Similarly, the molecular weight of active ingredients in cosmetics and personal care products can influence their effectiveness and absorption through the skin. Smaller molecules, like those found in certain anti-aging serums, are able to penetrate the skin more easily, delivering their benefits more effectively. Larger molecules, on the other hand, may be better suited for surface-level applications, like sunscreens and moisturizers.

Even the molecular weight of water, as we’ve discussed, has practical implications in our daily lives. The ability to calculate the molecular weight of H2O is essential for measuring the concentration of solutions, understanding the behavior of water in various contexts, and even ensuring the proper functioning of household appliances, like washing machines and dishwashers.

So, the next time you’re reading the nutrition label on a food item or scanning the ingredients in your favorite skincare product, take a moment to consider the molecular weight of the components and how they might be impacting your health and well-being. By understanding the role of molecular weight in our everyday lives, you can make more informed decisions and better optimize your daily routines.

Conclusion

In this article, we’ve taken an in-depth look at the concept of molecular weight, with a particular focus on the molecular weight of water (H2O). You’ve learned that molecular weight is a fundamental property that represents the mass of one mole of a substance, and it is calculated by adding the atomic weights of the individual atoms that make up the molecule.

By understanding the molecular weight of H2O, you now have a better grasp of the significance of this essential chemistry concept. You can apply this knowledge to various industries and everyday situations, from calculating the concentration of solutions to understanding the behavior of water in chemical reactions.

Remember, the molecular weight of water is 18.02 g/mol, a value that is critical for many applications in science, engineering, and beyond.

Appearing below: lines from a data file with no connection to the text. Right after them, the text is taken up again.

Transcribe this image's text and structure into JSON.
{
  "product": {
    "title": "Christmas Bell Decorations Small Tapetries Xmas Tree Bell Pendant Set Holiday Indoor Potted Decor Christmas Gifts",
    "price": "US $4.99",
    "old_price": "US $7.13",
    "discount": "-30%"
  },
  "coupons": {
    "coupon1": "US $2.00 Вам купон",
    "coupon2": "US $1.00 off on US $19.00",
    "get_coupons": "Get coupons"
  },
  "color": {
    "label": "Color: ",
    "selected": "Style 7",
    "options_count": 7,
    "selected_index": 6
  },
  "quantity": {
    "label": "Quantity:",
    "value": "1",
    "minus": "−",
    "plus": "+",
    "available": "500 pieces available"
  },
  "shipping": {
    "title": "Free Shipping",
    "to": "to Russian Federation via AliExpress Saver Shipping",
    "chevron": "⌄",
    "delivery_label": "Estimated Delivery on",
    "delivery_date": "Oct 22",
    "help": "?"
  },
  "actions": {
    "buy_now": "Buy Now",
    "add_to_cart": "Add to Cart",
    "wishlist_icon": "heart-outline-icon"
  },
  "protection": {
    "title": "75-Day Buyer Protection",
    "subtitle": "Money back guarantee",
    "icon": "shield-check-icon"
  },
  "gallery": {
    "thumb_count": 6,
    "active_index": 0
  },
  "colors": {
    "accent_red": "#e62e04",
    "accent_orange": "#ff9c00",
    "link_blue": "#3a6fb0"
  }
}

As you continue to explore the world of chemistry, keep this foundational knowledge of water’s molecular weight in mind, and you’ll be well on your way to mastering the intricacies of this fascinating field.

Related posts